---- SUPPLIED DATA
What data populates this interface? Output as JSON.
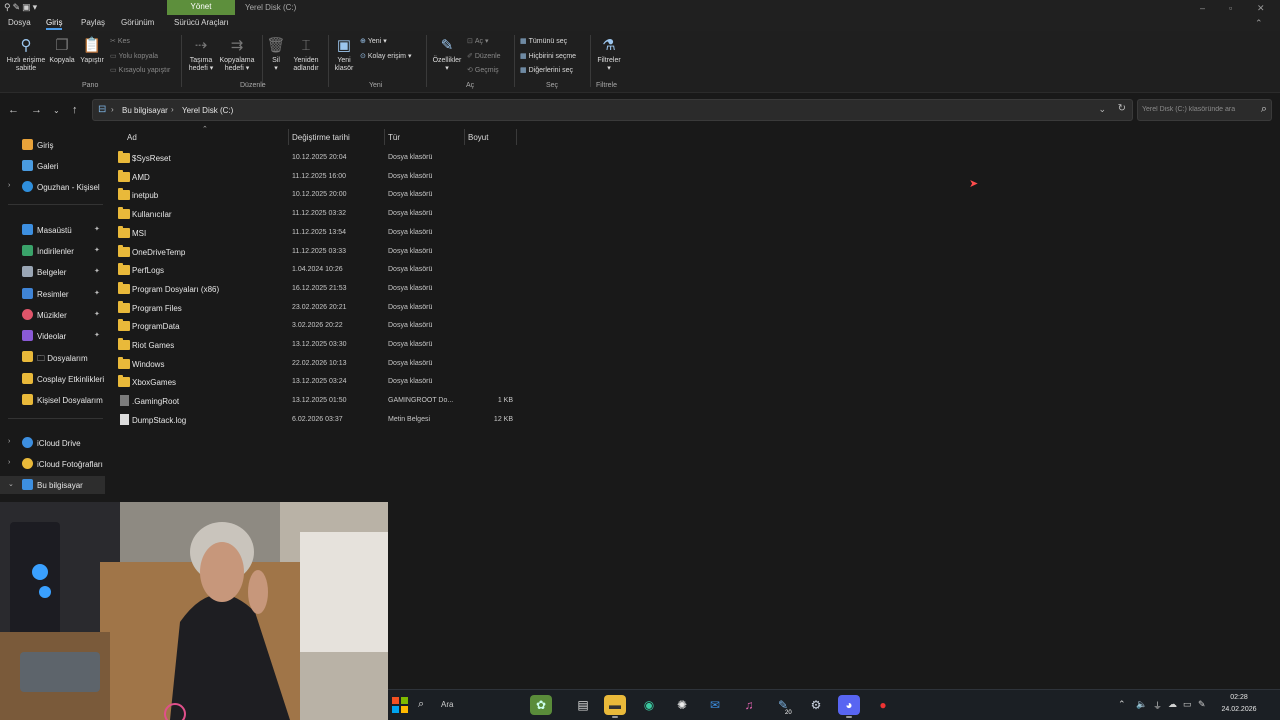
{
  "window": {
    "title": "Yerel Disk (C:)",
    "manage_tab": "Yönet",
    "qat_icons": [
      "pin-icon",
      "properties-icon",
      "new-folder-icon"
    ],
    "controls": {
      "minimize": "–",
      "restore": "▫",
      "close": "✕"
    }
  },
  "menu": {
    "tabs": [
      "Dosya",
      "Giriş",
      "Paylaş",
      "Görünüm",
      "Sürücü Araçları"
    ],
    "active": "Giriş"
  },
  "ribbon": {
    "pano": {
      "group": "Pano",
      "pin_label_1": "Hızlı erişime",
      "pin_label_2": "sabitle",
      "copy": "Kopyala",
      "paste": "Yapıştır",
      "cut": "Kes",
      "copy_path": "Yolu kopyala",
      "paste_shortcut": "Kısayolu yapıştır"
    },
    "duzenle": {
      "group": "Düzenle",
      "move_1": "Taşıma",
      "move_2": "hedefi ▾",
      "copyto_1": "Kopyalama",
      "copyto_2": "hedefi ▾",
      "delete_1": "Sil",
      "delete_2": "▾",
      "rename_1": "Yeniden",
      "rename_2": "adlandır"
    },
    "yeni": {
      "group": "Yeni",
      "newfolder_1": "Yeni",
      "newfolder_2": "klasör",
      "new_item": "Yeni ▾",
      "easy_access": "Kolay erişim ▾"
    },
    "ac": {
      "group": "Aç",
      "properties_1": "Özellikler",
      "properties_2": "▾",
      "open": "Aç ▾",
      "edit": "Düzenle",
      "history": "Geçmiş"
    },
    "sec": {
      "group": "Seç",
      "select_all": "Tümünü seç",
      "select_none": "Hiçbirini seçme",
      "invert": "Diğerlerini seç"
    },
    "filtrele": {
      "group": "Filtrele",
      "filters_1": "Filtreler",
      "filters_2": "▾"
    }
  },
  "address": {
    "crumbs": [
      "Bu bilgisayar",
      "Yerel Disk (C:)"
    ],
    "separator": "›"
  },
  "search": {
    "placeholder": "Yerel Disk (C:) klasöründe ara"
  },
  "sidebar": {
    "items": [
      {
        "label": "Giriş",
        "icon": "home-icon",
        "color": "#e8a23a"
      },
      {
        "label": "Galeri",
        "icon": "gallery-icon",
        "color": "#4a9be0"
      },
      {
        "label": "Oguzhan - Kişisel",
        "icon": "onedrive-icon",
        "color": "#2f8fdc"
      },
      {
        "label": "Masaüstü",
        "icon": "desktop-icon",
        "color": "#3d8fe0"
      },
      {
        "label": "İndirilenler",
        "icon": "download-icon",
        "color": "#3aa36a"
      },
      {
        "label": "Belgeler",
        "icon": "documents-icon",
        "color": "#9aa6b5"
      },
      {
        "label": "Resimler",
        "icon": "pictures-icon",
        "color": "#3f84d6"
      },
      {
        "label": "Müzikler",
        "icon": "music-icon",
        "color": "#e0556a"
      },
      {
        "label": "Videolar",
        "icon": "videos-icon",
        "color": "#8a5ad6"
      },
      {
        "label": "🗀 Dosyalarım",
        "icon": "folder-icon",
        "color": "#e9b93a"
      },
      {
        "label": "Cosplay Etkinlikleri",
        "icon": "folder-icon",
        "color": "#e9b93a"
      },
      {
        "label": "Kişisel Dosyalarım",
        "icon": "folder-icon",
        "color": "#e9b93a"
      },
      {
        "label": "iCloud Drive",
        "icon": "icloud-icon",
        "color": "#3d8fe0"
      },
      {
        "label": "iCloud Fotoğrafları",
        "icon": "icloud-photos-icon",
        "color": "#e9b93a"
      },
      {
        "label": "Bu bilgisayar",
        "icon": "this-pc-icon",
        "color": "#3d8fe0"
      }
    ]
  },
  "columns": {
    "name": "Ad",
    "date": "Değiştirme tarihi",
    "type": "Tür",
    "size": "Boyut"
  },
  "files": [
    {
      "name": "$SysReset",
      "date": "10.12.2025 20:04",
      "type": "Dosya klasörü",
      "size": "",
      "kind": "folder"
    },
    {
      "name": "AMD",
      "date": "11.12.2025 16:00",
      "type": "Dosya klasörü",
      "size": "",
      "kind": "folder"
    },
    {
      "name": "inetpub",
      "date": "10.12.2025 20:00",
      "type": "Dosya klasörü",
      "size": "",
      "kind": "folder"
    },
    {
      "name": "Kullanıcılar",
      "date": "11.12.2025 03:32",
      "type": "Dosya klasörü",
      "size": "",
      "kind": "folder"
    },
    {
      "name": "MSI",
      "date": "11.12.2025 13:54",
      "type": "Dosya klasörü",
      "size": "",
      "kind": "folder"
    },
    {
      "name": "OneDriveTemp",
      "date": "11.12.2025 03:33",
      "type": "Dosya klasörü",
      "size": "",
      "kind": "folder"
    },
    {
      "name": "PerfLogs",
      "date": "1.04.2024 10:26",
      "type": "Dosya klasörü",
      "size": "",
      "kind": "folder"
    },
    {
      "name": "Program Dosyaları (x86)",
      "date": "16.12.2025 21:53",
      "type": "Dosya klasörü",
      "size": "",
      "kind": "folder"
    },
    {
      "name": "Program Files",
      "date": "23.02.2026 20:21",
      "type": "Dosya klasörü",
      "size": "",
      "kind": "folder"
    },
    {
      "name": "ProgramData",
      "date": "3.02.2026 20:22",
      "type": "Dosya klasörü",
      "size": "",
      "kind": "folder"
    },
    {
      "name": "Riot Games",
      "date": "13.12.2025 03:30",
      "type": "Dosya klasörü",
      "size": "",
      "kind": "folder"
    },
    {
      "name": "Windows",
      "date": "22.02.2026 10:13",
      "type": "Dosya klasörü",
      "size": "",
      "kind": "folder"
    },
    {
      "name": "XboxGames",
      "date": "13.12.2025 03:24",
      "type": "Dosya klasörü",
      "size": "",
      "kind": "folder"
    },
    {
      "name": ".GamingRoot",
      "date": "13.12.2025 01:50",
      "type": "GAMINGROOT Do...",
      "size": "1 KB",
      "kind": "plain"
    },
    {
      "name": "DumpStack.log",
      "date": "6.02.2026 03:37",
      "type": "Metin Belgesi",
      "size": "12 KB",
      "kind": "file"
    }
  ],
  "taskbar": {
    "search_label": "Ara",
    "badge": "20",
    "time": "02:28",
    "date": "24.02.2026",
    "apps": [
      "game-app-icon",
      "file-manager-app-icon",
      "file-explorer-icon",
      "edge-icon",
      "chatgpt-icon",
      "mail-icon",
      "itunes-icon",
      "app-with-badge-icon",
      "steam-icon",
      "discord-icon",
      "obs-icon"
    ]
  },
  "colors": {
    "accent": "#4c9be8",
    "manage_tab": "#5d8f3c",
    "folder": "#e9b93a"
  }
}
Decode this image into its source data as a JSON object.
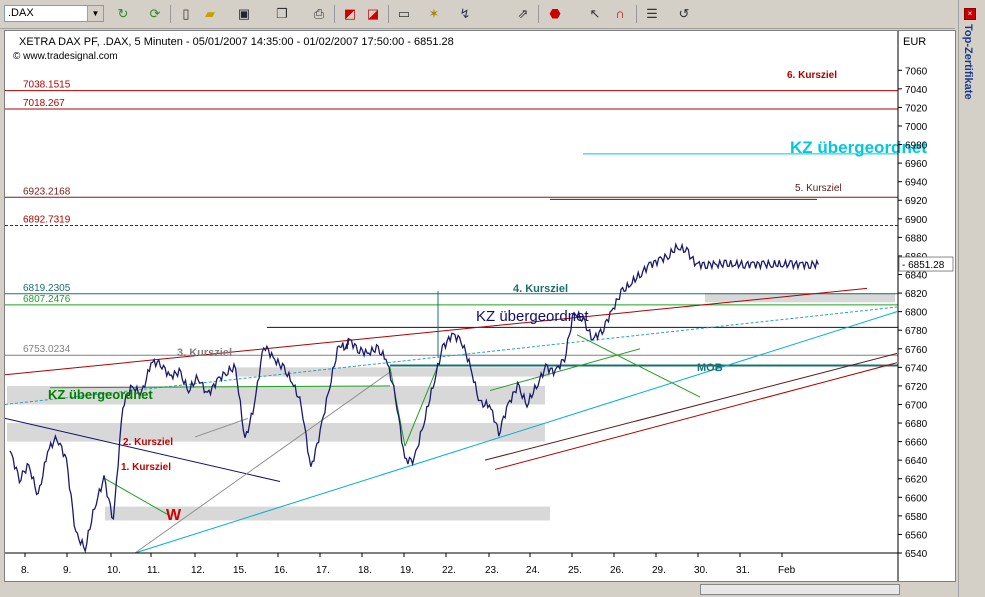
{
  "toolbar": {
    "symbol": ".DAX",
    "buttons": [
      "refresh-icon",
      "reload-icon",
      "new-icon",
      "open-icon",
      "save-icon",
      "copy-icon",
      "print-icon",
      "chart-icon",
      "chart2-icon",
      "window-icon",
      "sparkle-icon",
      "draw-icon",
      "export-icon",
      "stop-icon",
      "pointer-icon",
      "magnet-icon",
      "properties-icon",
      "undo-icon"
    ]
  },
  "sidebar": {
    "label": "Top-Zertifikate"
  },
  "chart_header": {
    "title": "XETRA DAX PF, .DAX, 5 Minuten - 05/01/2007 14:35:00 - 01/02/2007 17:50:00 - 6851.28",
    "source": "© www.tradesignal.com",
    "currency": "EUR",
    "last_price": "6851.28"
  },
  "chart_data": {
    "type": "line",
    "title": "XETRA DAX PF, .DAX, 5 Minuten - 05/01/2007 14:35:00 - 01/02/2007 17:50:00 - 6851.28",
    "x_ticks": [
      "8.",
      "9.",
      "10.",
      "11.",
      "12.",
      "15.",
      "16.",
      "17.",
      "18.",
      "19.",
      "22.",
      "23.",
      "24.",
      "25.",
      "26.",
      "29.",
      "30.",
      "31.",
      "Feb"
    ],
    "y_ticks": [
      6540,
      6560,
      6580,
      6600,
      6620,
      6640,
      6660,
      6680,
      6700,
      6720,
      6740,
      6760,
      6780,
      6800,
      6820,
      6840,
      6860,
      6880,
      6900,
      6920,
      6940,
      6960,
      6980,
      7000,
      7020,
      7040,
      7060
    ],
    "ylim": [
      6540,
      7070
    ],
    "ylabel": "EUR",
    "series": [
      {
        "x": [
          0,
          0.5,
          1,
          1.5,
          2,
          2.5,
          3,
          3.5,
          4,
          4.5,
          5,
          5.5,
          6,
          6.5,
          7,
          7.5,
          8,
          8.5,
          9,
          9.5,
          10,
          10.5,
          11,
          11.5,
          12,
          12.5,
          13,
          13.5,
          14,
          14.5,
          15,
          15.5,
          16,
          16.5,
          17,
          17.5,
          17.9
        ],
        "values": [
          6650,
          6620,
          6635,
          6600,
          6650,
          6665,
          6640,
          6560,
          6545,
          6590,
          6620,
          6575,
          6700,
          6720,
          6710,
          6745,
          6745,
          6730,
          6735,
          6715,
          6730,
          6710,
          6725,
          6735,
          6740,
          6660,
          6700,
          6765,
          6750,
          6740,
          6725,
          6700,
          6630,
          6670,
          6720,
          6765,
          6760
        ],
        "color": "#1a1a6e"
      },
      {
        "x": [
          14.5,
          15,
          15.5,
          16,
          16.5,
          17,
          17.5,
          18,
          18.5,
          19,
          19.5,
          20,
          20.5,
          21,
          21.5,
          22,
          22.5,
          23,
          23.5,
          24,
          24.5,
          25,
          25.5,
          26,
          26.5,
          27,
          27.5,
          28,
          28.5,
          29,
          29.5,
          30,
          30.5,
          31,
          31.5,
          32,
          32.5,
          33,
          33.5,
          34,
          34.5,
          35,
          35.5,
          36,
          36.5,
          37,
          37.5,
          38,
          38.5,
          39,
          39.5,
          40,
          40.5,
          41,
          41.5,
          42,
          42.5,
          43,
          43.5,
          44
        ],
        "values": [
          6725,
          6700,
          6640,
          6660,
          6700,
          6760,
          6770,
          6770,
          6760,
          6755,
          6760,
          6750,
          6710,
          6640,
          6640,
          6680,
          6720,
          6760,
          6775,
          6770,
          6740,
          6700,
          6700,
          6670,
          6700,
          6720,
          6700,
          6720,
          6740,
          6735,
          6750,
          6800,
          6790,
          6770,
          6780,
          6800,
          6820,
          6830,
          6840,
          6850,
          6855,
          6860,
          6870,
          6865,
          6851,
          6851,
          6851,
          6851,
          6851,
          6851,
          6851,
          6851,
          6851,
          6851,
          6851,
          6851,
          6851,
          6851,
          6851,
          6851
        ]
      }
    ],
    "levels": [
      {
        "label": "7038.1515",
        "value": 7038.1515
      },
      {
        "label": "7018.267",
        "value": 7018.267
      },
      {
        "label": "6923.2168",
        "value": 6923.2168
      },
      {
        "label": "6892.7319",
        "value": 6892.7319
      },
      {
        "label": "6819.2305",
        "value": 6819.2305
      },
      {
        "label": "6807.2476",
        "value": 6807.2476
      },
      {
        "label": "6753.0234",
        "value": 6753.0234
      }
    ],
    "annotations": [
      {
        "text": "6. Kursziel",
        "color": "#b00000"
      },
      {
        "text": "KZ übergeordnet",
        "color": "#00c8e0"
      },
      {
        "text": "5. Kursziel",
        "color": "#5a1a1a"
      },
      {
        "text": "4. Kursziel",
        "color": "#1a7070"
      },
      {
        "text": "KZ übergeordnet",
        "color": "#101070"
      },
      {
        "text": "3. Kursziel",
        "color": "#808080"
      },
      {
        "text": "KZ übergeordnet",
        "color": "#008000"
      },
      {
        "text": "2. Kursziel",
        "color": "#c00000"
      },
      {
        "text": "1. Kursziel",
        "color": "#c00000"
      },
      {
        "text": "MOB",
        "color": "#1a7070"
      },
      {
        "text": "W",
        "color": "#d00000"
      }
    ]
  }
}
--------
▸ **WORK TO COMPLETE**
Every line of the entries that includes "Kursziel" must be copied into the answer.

▸ **SOLVED EXERCISE**
        "text": "6. Kursziel",
        "text": "5. Kursziel",
        "text": "4. Kursziel",
        "text": "3. Kursziel",
        "text": "2. Kursziel",
        "text": "1. Kursziel",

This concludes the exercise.